  • 1. Chapter 12 Institutional Corrections For Juveniles
  • 2. Chapter Outline
    • Juvenile Placement
    • The Population in Institutional Corrections
      • Public Versus Private Facilities
        • State Variables
    • Institutional Facilities for Juveniles
      • Detention
      • Short-Term Secure Facilities
        • Boot Camps
        • Youth Ranches and Camps
        • State Institutions and Schools
  • 3. Chapter Outline - Continued
    • Programming in Institutional Corrections
      • Correctional Treatment
      • Correctional Education
      • Correctional Industry and Vocational Training
      • Specialized Treatment and Programs
      • Programs for Serious and Repeat Juvenile Delinquents
    • Institutional Life for Juveniles
      • Facility Life
    • Working in Institutional Corrections
  • 4. Trends In Institutional Corrections
    • Institutional placements 1988: 104,800.
    • Institutional placements 1999: 163,200.
    • Trends reveal that residential facilities are handing more juveniles overall and more violent and drug offenders.
  • 5. Commitment and Detention Rates By State
  • 6. Institutional Facilities For Juveniles
    • Institutional facilities for juveniles serve two classifications of youths:
      • Detained juveniles awaiting a detention or adjudication hearing
      • Committed juveniles placed by a juvenile court or other juvenile justice administrative body.
  • 7. Comparison Of Placement By Length Of Stay
  • 8. Drug And Personal Offenses Involving Detention
  • 9. Virginia’s CR Minor Reception And Diagnostic Center
    • Standard assessment includes:
      • Preliminary assessment and cottage assignment
      • Medical evaluation
      • Behavioral observations and management
      • Educational/vocational evaluation
      • Psychological and related evaluations
      • Social/casework evaluation
      • Drug abuse screening and evaluation
  • 10. Manatee County Boot camp
    • First day is designed to shock the juvenile offender into compliance.
    • The day begins when hand and leg cuffs are placed on the youths and they are transported from the local detention center to the Manatee County jail.
    • Greeted by drill instructors who require the students to use Sir and Ma’am in all of their communications.
    • They can then begin the process of changing the view of themselves and the world.
  • 11. California Youth Authority Mission

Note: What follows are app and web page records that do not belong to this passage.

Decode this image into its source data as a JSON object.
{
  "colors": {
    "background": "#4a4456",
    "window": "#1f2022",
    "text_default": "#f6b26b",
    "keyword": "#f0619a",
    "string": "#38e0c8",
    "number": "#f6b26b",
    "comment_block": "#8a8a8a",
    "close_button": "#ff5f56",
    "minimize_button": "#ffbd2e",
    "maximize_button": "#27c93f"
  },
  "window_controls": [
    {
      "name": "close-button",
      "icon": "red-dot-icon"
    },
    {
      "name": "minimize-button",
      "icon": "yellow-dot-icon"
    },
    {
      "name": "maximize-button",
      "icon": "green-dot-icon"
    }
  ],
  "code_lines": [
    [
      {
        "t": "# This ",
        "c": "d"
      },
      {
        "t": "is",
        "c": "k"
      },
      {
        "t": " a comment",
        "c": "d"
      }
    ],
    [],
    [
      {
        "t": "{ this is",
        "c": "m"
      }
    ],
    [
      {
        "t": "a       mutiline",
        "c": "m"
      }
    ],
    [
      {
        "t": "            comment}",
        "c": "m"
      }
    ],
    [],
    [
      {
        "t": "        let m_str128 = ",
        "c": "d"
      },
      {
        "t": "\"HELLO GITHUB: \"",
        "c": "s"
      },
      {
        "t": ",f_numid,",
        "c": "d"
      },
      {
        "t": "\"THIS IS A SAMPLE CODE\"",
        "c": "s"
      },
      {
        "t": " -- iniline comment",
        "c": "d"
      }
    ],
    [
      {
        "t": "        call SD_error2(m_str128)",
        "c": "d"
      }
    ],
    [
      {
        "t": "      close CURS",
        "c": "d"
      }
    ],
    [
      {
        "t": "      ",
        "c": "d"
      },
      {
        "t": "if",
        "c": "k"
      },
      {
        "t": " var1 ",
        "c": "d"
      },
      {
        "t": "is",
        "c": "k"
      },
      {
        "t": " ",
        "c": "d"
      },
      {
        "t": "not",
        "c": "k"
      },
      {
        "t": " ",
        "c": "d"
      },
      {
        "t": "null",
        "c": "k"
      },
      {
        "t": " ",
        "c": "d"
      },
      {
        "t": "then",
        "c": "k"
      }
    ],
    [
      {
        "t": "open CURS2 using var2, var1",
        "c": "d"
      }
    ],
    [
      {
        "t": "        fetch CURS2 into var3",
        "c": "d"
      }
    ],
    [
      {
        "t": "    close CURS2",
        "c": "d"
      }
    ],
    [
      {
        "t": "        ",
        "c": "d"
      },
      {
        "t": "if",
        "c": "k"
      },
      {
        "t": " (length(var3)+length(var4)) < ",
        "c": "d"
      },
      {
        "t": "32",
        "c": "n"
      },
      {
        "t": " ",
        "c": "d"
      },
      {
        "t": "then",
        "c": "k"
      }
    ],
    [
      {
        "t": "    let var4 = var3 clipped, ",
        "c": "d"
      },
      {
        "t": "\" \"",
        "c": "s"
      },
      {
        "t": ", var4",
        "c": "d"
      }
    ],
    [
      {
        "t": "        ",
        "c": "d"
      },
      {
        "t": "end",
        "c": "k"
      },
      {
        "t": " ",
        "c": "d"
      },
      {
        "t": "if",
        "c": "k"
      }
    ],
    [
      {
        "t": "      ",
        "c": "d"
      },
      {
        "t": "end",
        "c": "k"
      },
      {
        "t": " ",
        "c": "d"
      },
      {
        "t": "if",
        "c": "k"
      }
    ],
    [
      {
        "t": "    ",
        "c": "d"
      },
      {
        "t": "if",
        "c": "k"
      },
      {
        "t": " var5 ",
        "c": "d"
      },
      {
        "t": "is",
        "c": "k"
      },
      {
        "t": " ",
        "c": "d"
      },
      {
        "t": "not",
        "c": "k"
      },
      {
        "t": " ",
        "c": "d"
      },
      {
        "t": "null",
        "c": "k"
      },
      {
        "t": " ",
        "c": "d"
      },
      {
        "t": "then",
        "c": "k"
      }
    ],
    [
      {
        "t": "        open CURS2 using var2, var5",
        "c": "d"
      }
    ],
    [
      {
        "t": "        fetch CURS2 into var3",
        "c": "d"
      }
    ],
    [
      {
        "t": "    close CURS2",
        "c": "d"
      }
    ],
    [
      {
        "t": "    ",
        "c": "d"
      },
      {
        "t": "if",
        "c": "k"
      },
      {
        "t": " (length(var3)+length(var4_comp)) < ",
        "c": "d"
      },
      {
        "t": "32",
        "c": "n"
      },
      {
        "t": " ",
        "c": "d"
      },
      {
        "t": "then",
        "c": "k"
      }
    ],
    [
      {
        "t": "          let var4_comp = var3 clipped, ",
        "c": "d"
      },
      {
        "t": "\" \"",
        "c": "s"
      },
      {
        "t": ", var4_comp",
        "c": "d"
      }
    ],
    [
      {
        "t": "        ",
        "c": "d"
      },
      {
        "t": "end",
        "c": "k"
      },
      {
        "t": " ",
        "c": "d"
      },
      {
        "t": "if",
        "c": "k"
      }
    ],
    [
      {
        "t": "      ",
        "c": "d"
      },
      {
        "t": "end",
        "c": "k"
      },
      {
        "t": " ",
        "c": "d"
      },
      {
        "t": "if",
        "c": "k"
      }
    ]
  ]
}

    • Mission is to protect the public from criminal activity by:
      • providing education, training, and treatment services for youthful offenders committed by the courts;
      • assisting local justice agencies with their efforts to control crime and delinquency; and

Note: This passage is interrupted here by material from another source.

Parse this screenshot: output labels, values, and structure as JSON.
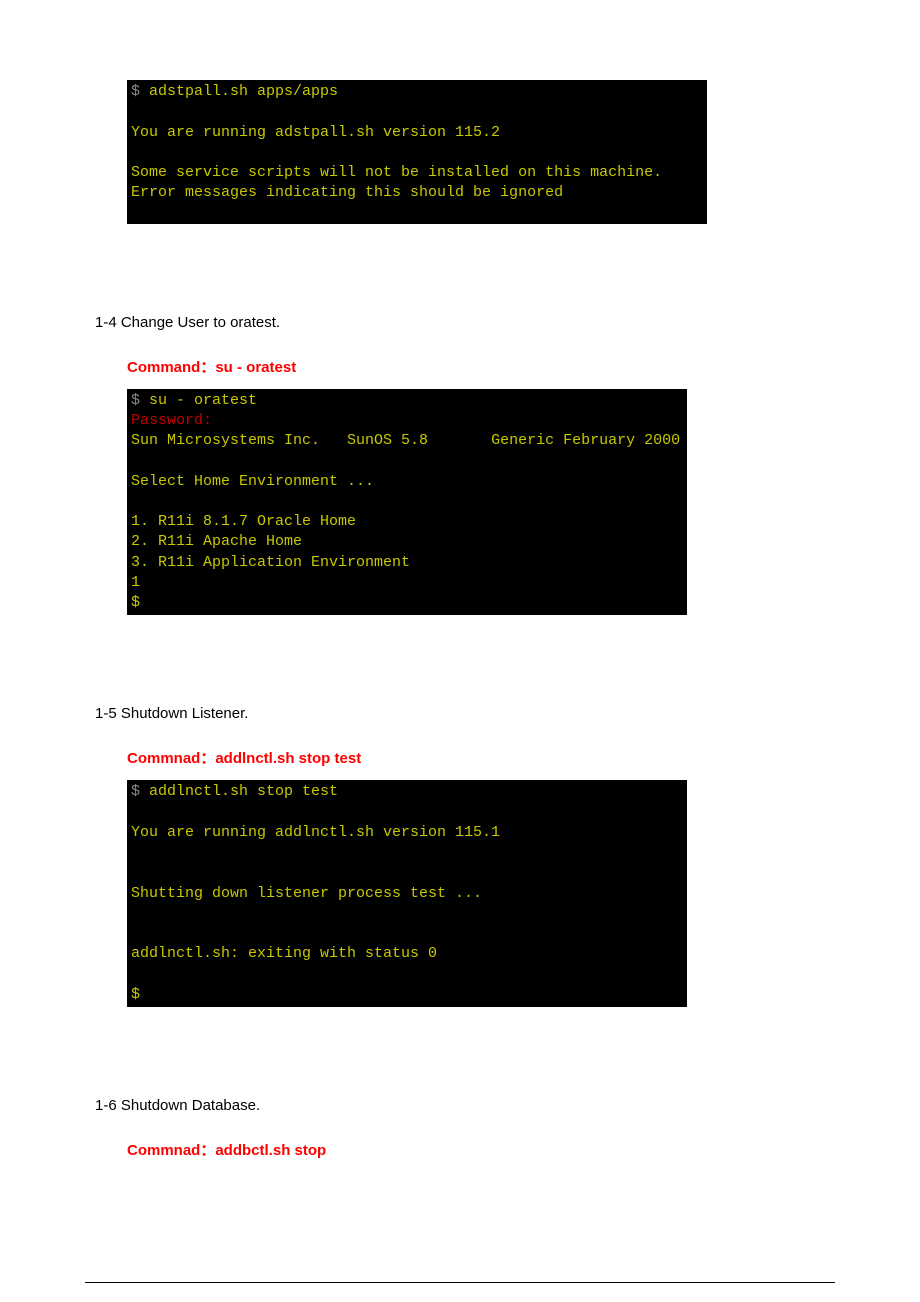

      • encouraging the development of state and local programs to prevent crime and delinquency.
  • 12. Four Primary Goals in Corrections
    • Rehabilitation – methods of treatment and counseling used to reform juvenile offenders so that they will return to society in a constructive rather than a destructive way.
    • Deterrence – arranging conditions in the law and corrections so that juveniles are aware of the risks and consequences involved in committing crimes.
    • Incapacitation – taking a juvenile out of the community so that they are prevented from committing crimes.
    • Retribution – punishing and paying juveniles back for the harm they caused society.